Start of Data to use
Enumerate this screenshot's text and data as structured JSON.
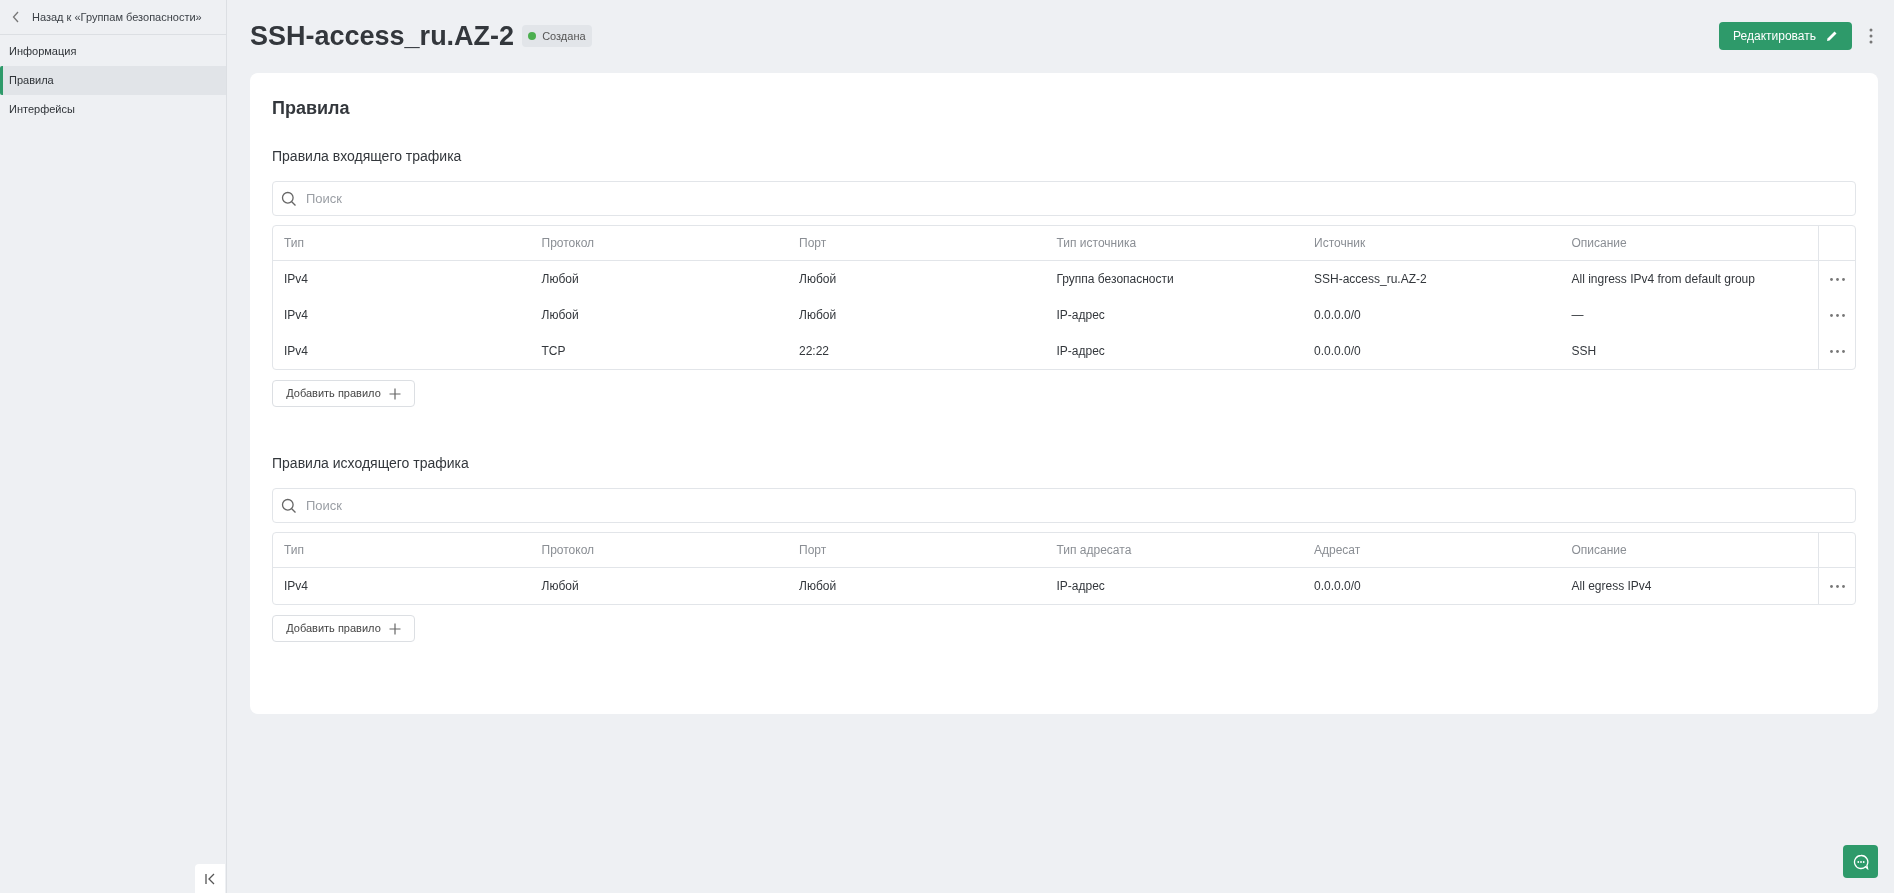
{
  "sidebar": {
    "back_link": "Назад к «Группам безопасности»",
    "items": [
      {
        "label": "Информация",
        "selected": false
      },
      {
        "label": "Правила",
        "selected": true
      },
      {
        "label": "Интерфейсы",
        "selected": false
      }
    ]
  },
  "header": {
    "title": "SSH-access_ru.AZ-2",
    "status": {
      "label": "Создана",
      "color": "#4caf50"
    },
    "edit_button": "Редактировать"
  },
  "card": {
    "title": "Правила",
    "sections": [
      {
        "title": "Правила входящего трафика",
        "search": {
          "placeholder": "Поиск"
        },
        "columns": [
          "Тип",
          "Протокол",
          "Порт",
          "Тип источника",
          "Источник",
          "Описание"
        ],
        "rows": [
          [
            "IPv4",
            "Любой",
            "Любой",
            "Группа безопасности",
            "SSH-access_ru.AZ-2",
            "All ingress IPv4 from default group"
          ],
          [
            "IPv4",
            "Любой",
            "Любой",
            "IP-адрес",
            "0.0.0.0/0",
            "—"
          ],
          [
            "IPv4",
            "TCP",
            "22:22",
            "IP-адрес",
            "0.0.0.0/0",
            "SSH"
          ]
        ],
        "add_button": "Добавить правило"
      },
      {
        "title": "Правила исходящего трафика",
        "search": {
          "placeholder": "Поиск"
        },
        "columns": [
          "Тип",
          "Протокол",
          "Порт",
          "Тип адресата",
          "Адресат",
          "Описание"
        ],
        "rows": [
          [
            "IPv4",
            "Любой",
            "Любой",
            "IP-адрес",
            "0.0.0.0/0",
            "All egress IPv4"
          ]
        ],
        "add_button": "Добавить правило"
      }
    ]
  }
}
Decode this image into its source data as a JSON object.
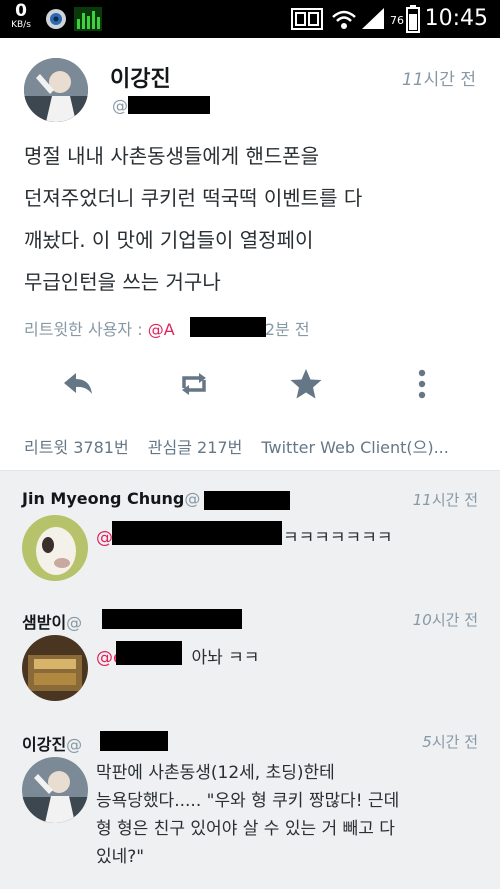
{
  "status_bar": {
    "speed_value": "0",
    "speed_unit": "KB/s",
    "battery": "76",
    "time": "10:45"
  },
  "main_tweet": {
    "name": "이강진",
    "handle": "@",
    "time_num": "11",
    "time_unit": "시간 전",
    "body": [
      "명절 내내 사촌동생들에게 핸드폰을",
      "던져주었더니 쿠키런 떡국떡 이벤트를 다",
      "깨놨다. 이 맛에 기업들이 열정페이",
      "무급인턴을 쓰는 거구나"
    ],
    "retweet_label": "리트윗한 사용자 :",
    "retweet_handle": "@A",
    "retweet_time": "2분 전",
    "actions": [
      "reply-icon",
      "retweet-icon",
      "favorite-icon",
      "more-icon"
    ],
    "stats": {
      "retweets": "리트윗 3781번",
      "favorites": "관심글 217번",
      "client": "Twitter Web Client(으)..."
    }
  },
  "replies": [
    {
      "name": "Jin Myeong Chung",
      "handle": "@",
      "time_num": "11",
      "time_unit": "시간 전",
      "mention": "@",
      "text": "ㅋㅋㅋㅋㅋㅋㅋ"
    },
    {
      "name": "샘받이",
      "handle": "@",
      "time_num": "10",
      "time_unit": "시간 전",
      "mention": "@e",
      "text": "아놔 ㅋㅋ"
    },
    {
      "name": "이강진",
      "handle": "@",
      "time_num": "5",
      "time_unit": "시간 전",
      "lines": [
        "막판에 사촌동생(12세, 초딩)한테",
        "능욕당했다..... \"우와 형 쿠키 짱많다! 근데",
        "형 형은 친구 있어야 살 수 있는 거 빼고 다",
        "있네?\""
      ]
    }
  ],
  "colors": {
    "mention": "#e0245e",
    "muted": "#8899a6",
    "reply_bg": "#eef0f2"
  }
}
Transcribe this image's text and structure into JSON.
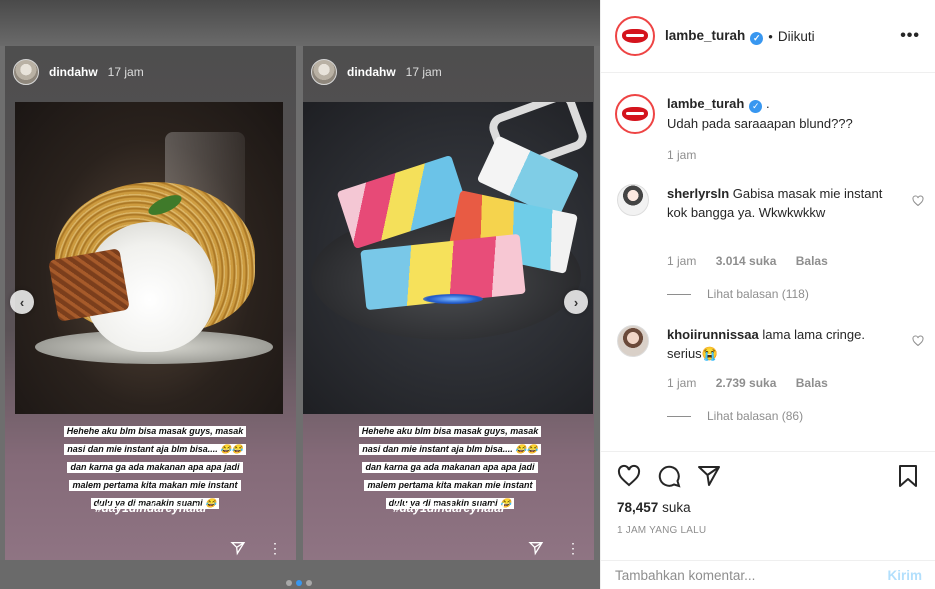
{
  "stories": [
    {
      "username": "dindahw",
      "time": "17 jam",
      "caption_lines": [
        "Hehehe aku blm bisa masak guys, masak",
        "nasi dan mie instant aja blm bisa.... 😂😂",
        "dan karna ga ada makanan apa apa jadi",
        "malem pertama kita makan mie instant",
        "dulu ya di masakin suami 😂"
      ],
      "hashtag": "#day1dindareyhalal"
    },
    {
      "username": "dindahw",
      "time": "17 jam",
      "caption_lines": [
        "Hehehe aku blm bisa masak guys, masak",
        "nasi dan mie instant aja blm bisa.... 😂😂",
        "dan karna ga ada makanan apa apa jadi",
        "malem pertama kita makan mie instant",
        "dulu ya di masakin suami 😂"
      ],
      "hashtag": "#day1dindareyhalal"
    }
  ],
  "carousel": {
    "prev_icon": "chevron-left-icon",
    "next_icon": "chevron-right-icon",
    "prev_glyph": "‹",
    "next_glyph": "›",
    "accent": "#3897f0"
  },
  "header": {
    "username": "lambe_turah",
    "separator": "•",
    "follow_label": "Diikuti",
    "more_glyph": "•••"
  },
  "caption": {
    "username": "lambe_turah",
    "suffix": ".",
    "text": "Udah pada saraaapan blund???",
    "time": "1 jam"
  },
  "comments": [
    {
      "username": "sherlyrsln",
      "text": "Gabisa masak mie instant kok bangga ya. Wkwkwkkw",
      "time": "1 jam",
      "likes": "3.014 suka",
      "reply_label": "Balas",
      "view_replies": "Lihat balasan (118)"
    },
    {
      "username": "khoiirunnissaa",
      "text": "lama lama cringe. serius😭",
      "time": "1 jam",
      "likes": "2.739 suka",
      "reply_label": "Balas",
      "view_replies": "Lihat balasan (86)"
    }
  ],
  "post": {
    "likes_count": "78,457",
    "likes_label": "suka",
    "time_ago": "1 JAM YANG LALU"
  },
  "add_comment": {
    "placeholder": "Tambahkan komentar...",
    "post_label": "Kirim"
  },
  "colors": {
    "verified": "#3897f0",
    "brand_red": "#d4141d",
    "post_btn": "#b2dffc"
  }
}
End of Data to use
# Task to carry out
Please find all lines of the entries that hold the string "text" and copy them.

# Worked solution
Enumerate this screenshot's text and data as structured JSON.
      "text": "ㅋㅋㅋㅋㅋㅋㅋ"
      "text": "아놔 ㅋㅋ"
Transcribe this image's text and structure into JSON.
    "text": "Udah pada saraaapan blund???",
      "text": "Gabisa masak mie instant kok bangga ya. Wkwkwkkw",
      "text": "lama lama cringe. serius😭",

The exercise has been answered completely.